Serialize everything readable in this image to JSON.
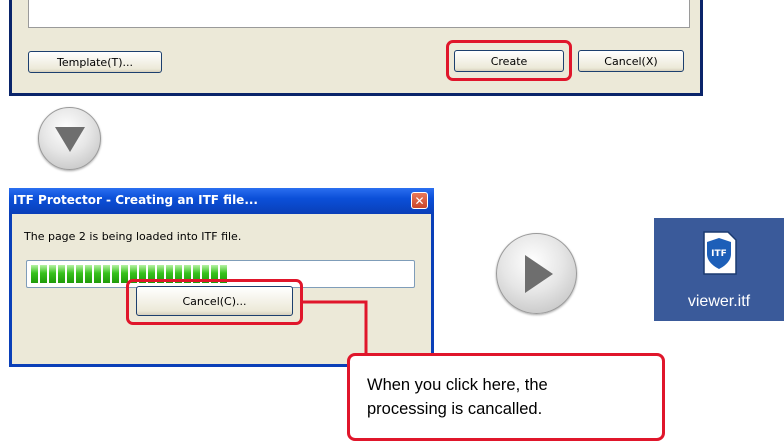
{
  "top_dialog": {
    "template_button": "Template(T)...",
    "create_button": "Create",
    "cancel_button": "Cancel(X)"
  },
  "progress_dialog": {
    "title": "ITF Protector - Creating an ITF file...",
    "close_glyph": "✕",
    "message": "The page 2 is being loaded into ITF file.",
    "progress_fraction": 0.53,
    "cancel_button": "Cancel(C)..."
  },
  "arrows": {
    "down_icon": "down-triangle",
    "play_icon": "right-triangle"
  },
  "file_tile": {
    "badge": "ITF",
    "label": "viewer.itf",
    "background": "#3a5a9a"
  },
  "callout": {
    "line1": "When you click here, the",
    "line2": "processing is cancalled."
  },
  "colors": {
    "highlight": "#e0162b",
    "progress": "#37c21c",
    "titlebar": "#0b4fd8"
  }
}
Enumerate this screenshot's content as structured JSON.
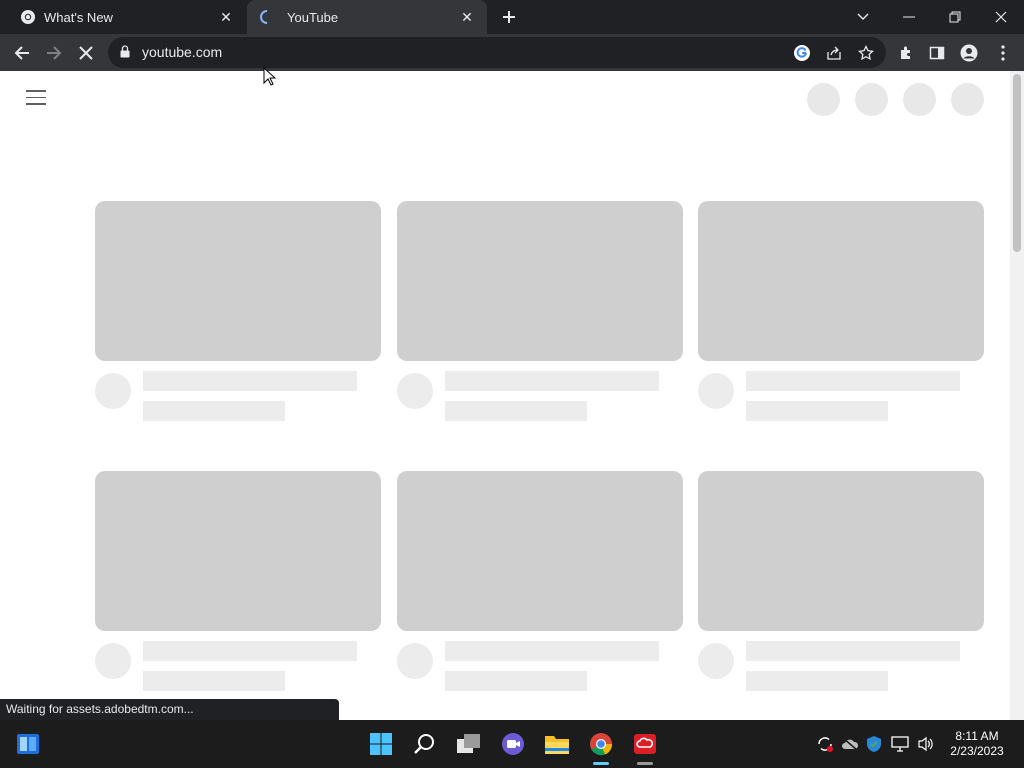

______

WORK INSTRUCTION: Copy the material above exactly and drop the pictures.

ANSWER SPACE:
Serialize everything readable in this image to JSON.
{
  "top_dialog": {
    "template_button": "Template(T)...",
    "create_button": "Create",
    "cancel_button": "Cancel(X)"
  },
  "progress_dialog": {
    "title": "ITF Protector - Creating an ITF file...",
    "close_glyph": "✕",
    "message": "The page 2 is being loaded into ITF file.",
    "progress_fraction": 0.53,
    "cancel_button": "Cancel(C)..."
  },
  "arrows": {
    "down_icon": "down-triangle",
    "play_icon": "right-triangle"
  },
  "file_tile": {
    "badge": "ITF",
    "label": "viewer.itf",
    "background": "#3a5a9a"
  },
  "callout": {
    "line1": "When you click here, the",
    "line2": "processing is cancalled."
  },
  "colors": {
    "highlight": "#e0162b",
    "progress": "#37c21c",
    "titlebar": "#0b4fd8"
  }
}
Enumerate this screenshot's content as structured JSON.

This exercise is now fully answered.